If the runaway success of its cheap knockoffs is anything to go by, Xbox 360 owners have been eagerly awaiting the arrival of Minecraft Xbox 360 Edition. Now that it’s finally arrived with a feature-set that’s considerably pared down compared to the PC release version, and costing ten times more than the Indie imitators, Minecraft might have its work cut out trying to justify the 1600 MSP asking price.
In case this is your first time visiting a videogame website, Minecraft is a PC indie sensation that deposits gamers into a fully malleable blocky world, allowing them to mine for resources, and craft survival supplies, but other than that, there is no discernible objective. However, at nighttime in this idiosyncratically presented world, monsters will emerge to kill players who haven’t yet found shelter, which will quickly present the first short term goal: survive.

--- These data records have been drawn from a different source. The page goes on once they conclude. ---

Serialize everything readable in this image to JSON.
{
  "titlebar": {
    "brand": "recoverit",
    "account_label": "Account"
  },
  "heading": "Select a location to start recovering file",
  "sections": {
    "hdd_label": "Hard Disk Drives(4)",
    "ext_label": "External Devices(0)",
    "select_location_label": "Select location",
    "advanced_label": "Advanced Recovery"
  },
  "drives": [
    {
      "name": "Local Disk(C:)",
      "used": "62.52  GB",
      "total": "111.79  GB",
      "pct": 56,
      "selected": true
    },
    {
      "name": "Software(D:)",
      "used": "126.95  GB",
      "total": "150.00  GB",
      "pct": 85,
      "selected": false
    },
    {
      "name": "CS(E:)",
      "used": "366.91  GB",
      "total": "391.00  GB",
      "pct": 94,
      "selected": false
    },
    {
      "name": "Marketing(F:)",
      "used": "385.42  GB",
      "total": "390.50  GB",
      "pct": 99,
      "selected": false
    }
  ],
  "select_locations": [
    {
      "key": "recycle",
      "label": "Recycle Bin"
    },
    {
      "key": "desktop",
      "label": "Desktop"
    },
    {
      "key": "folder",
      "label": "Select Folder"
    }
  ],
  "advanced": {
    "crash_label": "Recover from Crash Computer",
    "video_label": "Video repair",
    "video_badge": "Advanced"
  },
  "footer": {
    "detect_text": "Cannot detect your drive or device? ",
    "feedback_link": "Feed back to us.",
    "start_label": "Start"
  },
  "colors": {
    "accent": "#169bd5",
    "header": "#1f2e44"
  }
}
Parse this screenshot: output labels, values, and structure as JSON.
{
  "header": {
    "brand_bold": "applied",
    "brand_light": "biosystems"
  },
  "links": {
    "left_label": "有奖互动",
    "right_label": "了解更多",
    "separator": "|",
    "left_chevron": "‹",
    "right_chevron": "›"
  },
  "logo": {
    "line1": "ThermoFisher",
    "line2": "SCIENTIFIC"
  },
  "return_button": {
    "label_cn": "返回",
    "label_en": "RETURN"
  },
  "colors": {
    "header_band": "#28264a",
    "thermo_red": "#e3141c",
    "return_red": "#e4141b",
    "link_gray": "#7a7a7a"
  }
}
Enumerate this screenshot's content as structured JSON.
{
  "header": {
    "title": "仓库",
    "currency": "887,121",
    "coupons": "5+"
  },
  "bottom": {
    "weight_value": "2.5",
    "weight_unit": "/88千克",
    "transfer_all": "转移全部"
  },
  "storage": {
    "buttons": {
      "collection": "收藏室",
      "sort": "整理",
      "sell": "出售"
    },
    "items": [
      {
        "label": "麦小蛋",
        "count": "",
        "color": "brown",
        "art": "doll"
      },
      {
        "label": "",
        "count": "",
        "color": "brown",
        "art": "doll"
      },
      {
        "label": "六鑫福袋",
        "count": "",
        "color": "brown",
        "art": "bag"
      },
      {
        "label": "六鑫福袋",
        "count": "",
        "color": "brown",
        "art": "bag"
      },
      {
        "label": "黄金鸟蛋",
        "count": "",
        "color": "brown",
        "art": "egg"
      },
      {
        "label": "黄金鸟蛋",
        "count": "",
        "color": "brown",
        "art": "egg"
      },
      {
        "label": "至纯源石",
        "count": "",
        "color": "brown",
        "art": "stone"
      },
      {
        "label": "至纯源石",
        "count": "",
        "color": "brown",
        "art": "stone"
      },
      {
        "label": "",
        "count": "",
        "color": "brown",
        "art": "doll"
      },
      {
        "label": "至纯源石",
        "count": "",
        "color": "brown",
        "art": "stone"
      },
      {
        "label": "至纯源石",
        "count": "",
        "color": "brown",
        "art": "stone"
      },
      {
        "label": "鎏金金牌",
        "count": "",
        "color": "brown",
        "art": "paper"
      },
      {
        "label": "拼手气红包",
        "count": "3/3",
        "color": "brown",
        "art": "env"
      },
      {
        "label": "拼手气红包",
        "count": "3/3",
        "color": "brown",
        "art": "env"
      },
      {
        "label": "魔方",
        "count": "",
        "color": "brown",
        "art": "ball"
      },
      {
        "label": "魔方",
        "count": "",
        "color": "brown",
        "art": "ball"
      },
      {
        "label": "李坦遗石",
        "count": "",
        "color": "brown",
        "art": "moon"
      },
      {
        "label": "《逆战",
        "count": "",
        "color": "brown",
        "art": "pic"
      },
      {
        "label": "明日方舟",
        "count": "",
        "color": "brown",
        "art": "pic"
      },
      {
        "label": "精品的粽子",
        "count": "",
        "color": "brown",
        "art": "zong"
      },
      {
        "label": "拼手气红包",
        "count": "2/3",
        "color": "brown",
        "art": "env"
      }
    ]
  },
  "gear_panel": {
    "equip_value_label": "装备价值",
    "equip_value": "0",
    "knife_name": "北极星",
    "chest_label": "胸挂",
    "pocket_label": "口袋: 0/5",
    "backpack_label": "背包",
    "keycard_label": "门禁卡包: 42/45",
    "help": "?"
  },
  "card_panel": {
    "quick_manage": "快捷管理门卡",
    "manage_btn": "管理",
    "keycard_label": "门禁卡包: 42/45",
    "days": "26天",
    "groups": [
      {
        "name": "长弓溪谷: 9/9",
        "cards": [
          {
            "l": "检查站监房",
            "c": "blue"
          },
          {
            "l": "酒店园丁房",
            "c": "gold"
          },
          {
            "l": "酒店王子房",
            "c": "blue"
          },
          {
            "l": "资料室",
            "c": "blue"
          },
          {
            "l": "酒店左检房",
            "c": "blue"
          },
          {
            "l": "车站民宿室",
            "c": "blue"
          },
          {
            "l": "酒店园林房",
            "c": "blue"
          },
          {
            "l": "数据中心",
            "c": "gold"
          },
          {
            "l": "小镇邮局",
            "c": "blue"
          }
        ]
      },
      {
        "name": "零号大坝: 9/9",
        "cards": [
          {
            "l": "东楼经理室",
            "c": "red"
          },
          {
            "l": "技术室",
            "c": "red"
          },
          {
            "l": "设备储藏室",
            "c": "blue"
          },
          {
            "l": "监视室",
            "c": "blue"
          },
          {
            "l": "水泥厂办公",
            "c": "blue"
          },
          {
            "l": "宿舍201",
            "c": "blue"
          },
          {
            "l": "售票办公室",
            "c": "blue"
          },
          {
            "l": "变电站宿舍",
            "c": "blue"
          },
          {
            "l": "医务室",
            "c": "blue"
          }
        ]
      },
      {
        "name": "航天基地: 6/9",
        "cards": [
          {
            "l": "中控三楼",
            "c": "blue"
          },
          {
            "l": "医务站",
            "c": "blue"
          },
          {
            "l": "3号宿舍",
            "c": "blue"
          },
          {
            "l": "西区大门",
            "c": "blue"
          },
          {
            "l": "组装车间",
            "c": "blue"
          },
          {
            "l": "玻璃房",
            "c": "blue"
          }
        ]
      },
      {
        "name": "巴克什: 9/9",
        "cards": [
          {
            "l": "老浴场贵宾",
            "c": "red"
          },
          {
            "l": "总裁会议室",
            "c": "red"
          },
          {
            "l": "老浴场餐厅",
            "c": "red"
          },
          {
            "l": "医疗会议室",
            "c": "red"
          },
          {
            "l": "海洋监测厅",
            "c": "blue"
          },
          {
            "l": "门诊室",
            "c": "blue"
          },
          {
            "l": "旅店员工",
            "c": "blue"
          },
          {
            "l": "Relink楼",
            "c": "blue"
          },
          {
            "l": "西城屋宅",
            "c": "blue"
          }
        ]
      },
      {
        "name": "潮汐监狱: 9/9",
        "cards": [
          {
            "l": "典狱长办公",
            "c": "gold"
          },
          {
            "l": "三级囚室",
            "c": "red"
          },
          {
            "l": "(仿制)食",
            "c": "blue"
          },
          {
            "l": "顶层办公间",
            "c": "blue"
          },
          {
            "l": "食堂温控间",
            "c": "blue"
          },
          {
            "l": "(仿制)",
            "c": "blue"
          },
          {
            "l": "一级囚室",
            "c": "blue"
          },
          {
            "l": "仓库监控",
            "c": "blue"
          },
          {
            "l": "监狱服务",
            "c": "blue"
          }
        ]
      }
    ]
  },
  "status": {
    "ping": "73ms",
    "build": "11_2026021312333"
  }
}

The sense of wonder and sheer possibility that Minecraft offers is intoxicating in a way unlike any other game. Those first few moments of frantically scrabbling around in the dirt with your bare hands, struggling to survive the night will be regarded by many as a watershed moment in gaming history. It’s an experience that takes on all the more salience once you’ve established a comfortable foothold – from the top floor of the opulent tower I built myself, I like to look out on the plains I started from, with naught but my bare hands.
Minecraft will instill in you a sense of empowerment that no other game can. It’s one thing to be able to plant and fell trees, but to flatten the very mountain on which they reside, and replace it with a quarry? That’s a Molyneuxian ideal right there, and one that gives rise to the kind of effusive enthusiasm that made Minecraft go viral in the first place.
The Xbox 360 version is a few months behind the PC version’s ever-evolving feature-set, but it could be argued that this is a more ‘pure’ experience. ‘Missing’ features like combat XP and enchantment are extraneous to the bread-and-butter of mining and crafting, and while the hunger-system adds a compelling reason to occasionally leave the mines, it also erodes the zen-like majesty of mining for hours.
Controls have been sensibly mapped to the 360 controller (even if having to toggle a button to stop descending a ladder is as inelegant as it gets), and the console crafting interface now lists every creatable item, and the resources required to build them. As much as this undermines the sense of serendipitous discovery that characterizes the initial hours of the PC version, it also adds a sense of purpose. Need to build a dispenser? Pull up the list, see what ingredients you need, and then go into the wilderness to acquire them. Let’s face it; an online wiki was previously serving up what has now been baked into the console version.
Another major win for the console plebeians is the multiplayer integration. At any point, up to three other local players can press start and join in and disconnect without disrupting the experience. The split screen works remarkably well with no apparent impact on performance, and the simplistic graphics are perfectly legible for the most part. Online multiplayer entails joining another player’s game (sadly leaving all your gear in your own world), but it’s where the real fun is to be had.
I’ve whittled away countless evenings burrowing through the game worlds of my fellow-subterranean cohorts, and I’ve found it best to play in groups so there’s more chance that somebody will notice how many real-life hours have slipped by. Hardcore PC gamers may turn up their nose at the lack of persistent server-support, but eliminating the need to futz around with port-forwarding and firewalls means that more gamers will get to experience the simple pleasure of building gaudy, flaming phalluses with friends.
Minecraft is regularly compared to Lego for its creative aspects, but that’s only half the story. My absolute favourite thing about the game is how it taps into the more primitive parts of my brain. Hunt. Gather. Survive. During an online session, I got nervous of an impending monster attack once it started to rain, and when my friend asked me if precipitation brought more monsters, I realized that my caveman brain had correlated a spate of encounters with one heavy shower, but I had no evidence of causation. For a game that has apparently been ‘streamlined’, that’s a rather profound impact to have on my mostly scientifically-literate mind.
If you have a passing interest in expressing your creativity, testing your survival instincts or goofing around with your friends in a low-pressure online social setting, Minecraft is an essential addition to your Xbox 360 collection.
Title: Minecraft: Xbox 360 Edition